_Items from an interface collection_
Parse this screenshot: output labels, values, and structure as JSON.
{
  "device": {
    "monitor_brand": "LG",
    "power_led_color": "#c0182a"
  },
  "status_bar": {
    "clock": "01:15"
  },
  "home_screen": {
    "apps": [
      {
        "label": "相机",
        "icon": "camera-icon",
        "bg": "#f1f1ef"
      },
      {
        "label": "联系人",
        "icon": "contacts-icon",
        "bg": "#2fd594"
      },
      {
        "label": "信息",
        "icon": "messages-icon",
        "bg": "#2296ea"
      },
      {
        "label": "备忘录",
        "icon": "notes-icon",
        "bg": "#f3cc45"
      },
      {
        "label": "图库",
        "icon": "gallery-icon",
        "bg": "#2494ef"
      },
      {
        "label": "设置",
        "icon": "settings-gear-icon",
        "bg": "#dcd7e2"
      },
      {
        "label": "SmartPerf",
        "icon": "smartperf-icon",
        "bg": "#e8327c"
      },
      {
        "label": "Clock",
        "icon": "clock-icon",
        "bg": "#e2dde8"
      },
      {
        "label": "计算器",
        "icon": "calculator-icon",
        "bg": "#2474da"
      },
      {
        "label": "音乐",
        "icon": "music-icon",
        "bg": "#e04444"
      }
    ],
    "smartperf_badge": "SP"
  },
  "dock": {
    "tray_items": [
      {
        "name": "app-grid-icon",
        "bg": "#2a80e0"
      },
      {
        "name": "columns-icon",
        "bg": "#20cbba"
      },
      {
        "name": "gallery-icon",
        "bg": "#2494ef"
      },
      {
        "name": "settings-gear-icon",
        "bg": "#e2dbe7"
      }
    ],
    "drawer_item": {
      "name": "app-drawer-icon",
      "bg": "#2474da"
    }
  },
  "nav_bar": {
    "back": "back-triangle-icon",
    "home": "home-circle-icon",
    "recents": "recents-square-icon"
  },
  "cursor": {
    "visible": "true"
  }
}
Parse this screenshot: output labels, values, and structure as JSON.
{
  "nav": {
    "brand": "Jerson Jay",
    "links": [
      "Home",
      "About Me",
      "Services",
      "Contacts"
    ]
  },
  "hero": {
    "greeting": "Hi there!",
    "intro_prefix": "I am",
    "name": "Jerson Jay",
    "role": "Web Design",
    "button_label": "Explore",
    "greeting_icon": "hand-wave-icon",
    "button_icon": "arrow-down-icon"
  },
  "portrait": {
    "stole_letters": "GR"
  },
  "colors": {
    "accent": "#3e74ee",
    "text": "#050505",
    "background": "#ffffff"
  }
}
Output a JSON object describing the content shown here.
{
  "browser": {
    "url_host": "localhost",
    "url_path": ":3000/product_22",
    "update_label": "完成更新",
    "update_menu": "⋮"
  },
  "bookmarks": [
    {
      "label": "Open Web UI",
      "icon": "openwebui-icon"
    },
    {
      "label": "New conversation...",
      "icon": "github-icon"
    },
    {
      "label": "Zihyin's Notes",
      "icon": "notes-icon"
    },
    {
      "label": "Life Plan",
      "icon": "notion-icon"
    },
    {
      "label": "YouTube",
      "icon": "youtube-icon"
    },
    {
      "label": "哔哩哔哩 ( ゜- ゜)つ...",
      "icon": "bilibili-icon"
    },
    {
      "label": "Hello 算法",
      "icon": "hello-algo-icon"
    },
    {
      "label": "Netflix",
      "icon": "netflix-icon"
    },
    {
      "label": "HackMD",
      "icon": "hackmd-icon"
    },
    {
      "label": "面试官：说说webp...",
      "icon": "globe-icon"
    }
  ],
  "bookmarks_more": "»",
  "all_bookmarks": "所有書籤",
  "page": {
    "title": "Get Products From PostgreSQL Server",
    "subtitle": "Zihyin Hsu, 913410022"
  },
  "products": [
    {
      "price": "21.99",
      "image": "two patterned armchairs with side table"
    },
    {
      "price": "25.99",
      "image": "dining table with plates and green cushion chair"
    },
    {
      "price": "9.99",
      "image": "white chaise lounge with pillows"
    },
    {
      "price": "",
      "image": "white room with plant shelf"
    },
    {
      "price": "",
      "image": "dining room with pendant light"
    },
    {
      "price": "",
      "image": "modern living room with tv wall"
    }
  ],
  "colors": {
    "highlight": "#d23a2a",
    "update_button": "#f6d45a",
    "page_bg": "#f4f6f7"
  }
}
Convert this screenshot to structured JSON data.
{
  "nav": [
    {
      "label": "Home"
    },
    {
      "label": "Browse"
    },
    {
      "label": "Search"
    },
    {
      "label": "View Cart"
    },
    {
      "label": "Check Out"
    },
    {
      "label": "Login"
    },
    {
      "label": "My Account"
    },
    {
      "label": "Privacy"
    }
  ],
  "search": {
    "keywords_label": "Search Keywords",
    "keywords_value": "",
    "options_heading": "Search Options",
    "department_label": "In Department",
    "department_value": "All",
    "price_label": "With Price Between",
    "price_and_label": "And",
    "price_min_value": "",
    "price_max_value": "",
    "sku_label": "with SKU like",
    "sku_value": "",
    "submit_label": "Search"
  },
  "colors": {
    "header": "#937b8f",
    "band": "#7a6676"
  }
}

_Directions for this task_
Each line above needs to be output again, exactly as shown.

_Answer box_
Parse this screenshot: output labels, values, and structure as JSON.
{
  "device": {
    "monitor_brand": "LG",
    "power_led_color": "#c0182a"
  },
  "status_bar": {
    "clock": "01:15"
  },
  "home_screen": {
    "apps": [
      {
        "label": "相机",
        "icon": "camera-icon",
        "bg": "#f1f1ef"
      },
      {
        "label": "联系人",
        "icon": "contacts-icon",
        "bg": "#2fd594"
      },
      {
        "label": "信息",
        "icon": "messages-icon",
        "bg": "#2296ea"
      },
      {
        "label": "备忘录",
        "icon": "notes-icon",
        "bg": "#f3cc45"
      },
      {
        "label": "图库",
        "icon": "gallery-icon",
        "bg": "#2494ef"
      },
      {
        "label": "设置",
        "icon": "settings-gear-icon",
        "bg": "#dcd7e2"
      },
      {
        "label": "SmartPerf",
        "icon": "smartperf-icon",
        "bg": "#e8327c"
      },
      {
        "label": "Clock",
        "icon": "clock-icon",
        "bg": "#e2dde8"
      },
      {
        "label": "计算器",
        "icon": "calculator-icon",
        "bg": "#2474da"
      },
      {
        "label": "音乐",
        "icon": "music-icon",
        "bg": "#e04444"
      }
    ],
    "smartperf_badge": "SP"
  },
  "dock": {
    "tray_items": [
      {
        "name": "app-grid-icon",
        "bg": "#2a80e0"
      },
      {
        "name": "columns-icon",
        "bg": "#20cbba"
      },
      {
        "name": "gallery-icon",
        "bg": "#2494ef"
      },
      {
        "name": "settings-gear-icon",
        "bg": "#e2dbe7"
      }
    ],
    "drawer_item": {
      "name": "app-drawer-icon",
      "bg": "#2474da"
    }
  },
  "nav_bar": {
    "back": "back-triangle-icon",
    "home": "home-circle-icon",
    "recents": "recents-square-icon"
  },
  "cursor": {
    "visible": "true"
  }
}
Parse this screenshot: output labels, values, and structure as JSON.
{
  "nav": {
    "brand": "Jerson Jay",
    "links": [
      "Home",
      "About Me",
      "Services",
      "Contacts"
    ]
  },
  "hero": {
    "greeting": "Hi there!",
    "intro_prefix": "I am",
    "name": "Jerson Jay",
    "role": "Web Design",
    "button_label": "Explore",
    "greeting_icon": "hand-wave-icon",
    "button_icon": "arrow-down-icon"
  },
  "portrait": {
    "stole_letters": "GR"
  },
  "colors": {
    "accent": "#3e74ee",
    "text": "#050505",
    "background": "#ffffff"
  }
}
Output a JSON object describing the content shown here.
{
  "browser": {
    "url_host": "localhost",
    "url_path": ":3000/product_22",
    "update_label": "完成更新",
    "update_menu": "⋮"
  },
  "bookmarks": [
    {
      "label": "Open Web UI",
      "icon": "openwebui-icon"
    },
    {
      "label": "New conversation...",
      "icon": "github-icon"
    },
    {
      "label": "Zihyin's Notes",
      "icon": "notes-icon"
    },
    {
      "label": "Life Plan",
      "icon": "notion-icon"
    },
    {
      "label": "YouTube",
      "icon": "youtube-icon"
    },
    {
      "label": "哔哩哔哩 ( ゜- ゜)つ...",
      "icon": "bilibili-icon"
    },
    {
      "label": "Hello 算法",
      "icon": "hello-algo-icon"
    },
    {
      "label": "Netflix",
      "icon": "netflix-icon"
    },
    {
      "label": "HackMD",
      "icon": "hackmd-icon"
    },
    {
      "label": "面试官：说说webp...",
      "icon": "globe-icon"
    }
  ],
  "bookmarks_more": "»",
  "all_bookmarks": "所有書籤",
  "page": {
    "title": "Get Products From PostgreSQL Server",
    "subtitle": "Zihyin Hsu, 913410022"
  },
  "products": [
    {
      "price": "21.99",
      "image": "two patterned armchairs with side table"
    },
    {
      "price": "25.99",
      "image": "dining table with plates and green cushion chair"
    },
    {
      "price": "9.99",
      "image": "white chaise lounge with pillows"
    },
    {
      "price": "",
      "image": "white room with plant shelf"
    },
    {
      "price": "",
      "image": "dining room with pendant light"
    },
    {
      "price": "",
      "image": "modern living room with tv wall"
    }
  ],
  "colors": {
    "highlight": "#d23a2a",
    "update_button": "#f6d45a",
    "page_bg": "#f4f6f7"
  }
}
Convert this screenshot to structured JSON data.
{
  "nav": [
    {
      "label": "Home"
    },
    {
      "label": "Browse"
    },
    {
      "label": "Search"
    },
    {
      "label": "View Cart"
    },
    {
      "label": "Check Out"
    },
    {
      "label": "Login"
    },
    {
      "label": "My Account"
    },
    {
      "label": "Privacy"
    }
  ],
  "search": {
    "keywords_label": "Search Keywords",
    "keywords_value": "",
    "options_heading": "Search Options",
    "department_label": "In Department",
    "department_value": "All",
    "price_label": "With Price Between",
    "price_and_label": "And",
    "price_min_value": "",
    "price_max_value": "",
    "sku_label": "with SKU like",
    "sku_value": "",
    "submit_label": "Search"
  },
  "colors": {
    "header": "#937b8f",
    "band": "#7a6676"
  }
}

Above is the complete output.